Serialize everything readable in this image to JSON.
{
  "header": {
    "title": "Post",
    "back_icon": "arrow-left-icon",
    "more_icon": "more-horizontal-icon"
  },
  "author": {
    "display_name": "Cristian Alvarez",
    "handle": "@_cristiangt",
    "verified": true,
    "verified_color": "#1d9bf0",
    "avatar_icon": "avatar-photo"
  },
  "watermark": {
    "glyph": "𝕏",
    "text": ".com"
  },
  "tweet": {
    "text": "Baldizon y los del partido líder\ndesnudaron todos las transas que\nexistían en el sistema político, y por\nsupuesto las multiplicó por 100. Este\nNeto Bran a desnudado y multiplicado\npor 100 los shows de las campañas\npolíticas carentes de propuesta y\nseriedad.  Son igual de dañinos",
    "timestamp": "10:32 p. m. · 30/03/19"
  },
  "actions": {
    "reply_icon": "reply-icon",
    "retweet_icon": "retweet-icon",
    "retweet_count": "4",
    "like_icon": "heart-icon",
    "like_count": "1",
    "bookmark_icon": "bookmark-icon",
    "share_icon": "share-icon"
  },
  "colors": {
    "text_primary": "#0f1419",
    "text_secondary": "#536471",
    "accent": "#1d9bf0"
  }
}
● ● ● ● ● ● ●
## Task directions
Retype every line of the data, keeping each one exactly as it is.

## Result of this task
Serialize everything readable in this image to JSON.
{
  "header": {
    "title": "Post",
    "back_icon": "arrow-left-icon",
    "more_icon": "more-horizontal-icon"
  },
  "author": {
    "display_name": "Cristian Alvarez",
    "handle": "@_cristiangt",
    "verified": true,
    "verified_color": "#1d9bf0",
    "avatar_icon": "avatar-photo"
  },
  "watermark": {
    "glyph": "𝕏",
    "text": ".com"
  },
  "tweet": {
    "text": "Baldizon y los del partido líder\ndesnudaron todos las transas que\nexistían en el sistema político, y por\nsupuesto las multiplicó por 100. Este\nNeto Bran a desnudado y multiplicado\npor 100 los shows de las campañas\npolíticas carentes de propuesta y\nseriedad.  Son igual de dañinos",
    "timestamp": "10:32 p. m. · 30/03/19"
  },
  "actions": {
    "reply_icon": "reply-icon",
    "retweet_icon": "retweet-icon",
    "retweet_count": "4",
    "like_icon": "heart-icon",
    "like_count": "1",
    "bookmark_icon": "bookmark-icon",
    "share_icon": "share-icon"
  },
  "colors": {
    "text_primary": "#0f1419",
    "text_secondary": "#536471",
    "accent": "#1d9bf0"
  }
}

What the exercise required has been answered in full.